### PROBLEM DESCRIPTION
From the entries below, please gather each line containing the string "JSON".

[Entries from a dataset of interfaces]
+++
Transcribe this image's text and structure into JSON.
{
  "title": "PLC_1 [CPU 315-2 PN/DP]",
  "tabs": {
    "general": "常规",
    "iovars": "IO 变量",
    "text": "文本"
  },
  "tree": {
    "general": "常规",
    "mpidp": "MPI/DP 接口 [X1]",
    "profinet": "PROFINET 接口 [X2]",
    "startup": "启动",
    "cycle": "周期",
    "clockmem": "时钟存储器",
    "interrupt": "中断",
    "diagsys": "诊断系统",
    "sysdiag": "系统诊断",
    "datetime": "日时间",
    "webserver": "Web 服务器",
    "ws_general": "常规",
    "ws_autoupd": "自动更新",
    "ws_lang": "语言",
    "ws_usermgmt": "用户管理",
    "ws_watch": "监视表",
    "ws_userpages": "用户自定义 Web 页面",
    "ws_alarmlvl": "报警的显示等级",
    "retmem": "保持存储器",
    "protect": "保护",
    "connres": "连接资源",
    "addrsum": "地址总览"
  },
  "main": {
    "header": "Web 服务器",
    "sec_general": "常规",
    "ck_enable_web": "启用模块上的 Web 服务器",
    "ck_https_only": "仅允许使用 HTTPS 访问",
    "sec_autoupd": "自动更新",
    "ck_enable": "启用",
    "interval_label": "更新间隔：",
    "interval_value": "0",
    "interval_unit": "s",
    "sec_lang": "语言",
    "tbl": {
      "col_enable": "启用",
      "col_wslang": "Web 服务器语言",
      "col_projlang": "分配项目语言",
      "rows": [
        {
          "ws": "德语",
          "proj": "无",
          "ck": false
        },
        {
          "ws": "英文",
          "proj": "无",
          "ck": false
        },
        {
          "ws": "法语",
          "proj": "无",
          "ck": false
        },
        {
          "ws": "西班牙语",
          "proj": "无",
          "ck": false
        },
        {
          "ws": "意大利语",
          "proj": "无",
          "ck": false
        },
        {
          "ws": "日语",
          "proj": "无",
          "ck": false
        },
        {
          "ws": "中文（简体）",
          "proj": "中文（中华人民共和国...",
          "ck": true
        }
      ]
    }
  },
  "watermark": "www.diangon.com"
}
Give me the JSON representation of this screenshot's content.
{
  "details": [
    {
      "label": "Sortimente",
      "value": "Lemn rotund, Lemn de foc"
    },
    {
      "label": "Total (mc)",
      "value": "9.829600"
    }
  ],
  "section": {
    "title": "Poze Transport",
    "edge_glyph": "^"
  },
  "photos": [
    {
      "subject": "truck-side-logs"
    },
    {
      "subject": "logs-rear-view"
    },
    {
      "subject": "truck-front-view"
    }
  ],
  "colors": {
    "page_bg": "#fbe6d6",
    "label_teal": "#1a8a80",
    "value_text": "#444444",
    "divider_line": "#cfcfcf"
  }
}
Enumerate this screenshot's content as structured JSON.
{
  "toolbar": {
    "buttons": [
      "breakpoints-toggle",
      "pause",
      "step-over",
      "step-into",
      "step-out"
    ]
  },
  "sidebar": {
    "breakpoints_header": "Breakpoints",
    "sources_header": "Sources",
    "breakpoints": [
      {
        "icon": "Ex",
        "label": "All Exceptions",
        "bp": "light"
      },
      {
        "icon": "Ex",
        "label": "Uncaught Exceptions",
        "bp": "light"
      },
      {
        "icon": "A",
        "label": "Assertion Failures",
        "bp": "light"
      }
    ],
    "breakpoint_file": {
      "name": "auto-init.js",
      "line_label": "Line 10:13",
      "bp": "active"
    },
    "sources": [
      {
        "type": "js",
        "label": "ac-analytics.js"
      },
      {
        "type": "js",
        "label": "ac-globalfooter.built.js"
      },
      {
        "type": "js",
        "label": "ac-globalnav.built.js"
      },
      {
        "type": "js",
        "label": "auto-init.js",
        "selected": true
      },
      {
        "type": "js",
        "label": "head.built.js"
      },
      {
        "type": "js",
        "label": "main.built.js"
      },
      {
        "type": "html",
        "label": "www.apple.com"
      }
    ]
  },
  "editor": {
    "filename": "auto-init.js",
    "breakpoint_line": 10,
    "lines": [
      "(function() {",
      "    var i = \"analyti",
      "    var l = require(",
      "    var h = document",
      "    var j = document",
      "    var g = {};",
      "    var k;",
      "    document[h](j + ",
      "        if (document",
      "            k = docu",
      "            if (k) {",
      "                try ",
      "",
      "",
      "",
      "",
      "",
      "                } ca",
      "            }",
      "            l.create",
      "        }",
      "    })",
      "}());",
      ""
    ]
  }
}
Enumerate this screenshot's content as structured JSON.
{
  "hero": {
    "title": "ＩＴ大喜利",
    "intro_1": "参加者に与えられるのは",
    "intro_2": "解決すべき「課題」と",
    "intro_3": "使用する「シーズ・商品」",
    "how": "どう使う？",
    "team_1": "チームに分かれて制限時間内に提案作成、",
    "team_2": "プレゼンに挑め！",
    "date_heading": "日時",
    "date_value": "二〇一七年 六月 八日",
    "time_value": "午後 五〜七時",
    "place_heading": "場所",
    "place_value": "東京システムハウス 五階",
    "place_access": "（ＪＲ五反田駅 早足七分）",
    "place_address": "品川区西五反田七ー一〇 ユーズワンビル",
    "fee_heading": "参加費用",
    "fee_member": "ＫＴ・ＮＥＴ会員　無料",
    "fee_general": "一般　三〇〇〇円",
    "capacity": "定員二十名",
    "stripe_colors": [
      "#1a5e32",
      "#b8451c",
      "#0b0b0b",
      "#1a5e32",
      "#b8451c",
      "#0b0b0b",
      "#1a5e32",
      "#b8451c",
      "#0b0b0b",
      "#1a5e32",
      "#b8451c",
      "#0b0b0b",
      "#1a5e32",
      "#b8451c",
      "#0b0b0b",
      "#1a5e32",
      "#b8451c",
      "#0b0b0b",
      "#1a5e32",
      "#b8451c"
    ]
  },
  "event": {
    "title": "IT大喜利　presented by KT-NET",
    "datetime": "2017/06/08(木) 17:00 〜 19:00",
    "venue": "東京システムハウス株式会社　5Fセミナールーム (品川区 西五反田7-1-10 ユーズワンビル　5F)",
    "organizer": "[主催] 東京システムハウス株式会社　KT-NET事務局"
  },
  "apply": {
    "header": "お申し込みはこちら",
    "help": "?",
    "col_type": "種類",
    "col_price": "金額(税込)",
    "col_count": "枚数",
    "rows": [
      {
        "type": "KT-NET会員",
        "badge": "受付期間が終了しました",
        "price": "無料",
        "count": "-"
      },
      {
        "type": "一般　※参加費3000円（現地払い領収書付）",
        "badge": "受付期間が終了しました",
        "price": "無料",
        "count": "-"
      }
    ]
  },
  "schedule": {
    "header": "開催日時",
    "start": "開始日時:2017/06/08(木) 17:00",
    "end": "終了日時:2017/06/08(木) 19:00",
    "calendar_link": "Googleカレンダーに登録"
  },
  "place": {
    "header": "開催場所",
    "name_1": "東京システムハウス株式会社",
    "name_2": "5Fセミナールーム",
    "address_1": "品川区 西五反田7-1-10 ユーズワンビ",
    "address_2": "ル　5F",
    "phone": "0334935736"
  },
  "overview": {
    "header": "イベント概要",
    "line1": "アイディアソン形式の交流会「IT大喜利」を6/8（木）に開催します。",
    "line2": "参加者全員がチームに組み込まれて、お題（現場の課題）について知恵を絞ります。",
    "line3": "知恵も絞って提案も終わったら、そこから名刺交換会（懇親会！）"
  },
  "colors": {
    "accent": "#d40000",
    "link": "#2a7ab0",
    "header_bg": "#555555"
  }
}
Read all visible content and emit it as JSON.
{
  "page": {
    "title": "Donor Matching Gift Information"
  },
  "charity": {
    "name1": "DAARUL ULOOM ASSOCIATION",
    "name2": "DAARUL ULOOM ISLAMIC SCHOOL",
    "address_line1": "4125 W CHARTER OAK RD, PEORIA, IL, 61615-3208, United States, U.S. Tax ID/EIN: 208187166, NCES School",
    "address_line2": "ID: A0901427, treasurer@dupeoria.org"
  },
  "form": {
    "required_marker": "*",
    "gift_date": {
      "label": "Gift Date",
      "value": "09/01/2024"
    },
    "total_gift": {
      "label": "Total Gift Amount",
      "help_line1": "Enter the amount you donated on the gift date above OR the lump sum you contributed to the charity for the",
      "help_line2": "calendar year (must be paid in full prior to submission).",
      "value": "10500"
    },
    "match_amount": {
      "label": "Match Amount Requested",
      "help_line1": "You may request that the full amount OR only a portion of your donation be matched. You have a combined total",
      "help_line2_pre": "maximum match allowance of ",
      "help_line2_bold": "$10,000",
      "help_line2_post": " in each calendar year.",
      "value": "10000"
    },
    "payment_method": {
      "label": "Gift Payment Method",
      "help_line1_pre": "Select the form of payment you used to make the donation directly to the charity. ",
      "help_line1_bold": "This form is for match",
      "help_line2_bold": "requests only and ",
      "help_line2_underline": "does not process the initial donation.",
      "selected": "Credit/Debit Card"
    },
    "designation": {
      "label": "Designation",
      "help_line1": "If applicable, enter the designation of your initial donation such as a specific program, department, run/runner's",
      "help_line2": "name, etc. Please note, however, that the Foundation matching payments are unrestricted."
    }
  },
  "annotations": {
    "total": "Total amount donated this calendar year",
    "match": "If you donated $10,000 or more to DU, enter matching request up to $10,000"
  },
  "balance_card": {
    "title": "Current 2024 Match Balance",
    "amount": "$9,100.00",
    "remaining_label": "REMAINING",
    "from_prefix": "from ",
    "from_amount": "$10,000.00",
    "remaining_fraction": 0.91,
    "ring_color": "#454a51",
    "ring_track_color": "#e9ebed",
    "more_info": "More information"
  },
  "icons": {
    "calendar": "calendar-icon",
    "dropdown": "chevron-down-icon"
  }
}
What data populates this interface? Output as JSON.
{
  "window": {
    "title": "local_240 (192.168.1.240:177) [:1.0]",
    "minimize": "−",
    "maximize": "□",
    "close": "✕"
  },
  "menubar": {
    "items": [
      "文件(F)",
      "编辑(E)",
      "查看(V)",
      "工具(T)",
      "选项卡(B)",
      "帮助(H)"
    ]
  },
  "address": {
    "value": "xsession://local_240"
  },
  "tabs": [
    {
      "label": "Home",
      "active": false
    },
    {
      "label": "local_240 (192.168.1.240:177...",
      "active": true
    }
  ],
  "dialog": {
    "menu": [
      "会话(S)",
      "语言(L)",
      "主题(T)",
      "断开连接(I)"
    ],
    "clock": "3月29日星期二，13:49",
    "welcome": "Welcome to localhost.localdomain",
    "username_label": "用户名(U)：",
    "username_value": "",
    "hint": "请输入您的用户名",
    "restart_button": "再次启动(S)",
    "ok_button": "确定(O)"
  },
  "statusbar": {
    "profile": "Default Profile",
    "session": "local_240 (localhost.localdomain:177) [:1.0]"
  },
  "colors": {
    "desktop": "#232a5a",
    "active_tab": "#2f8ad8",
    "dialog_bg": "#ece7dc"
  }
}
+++
### ANSWER TO THIS TASK
Transcribe this image's text and structure into JSON.
Give me the JSON representation of this screenshot's content.
Enumerate this screenshot's content as structured JSON.
Enumerate this screenshot's content as structured JSON.
Read all visible content and emit it as JSON.
What data populates this interface? Output as JSON.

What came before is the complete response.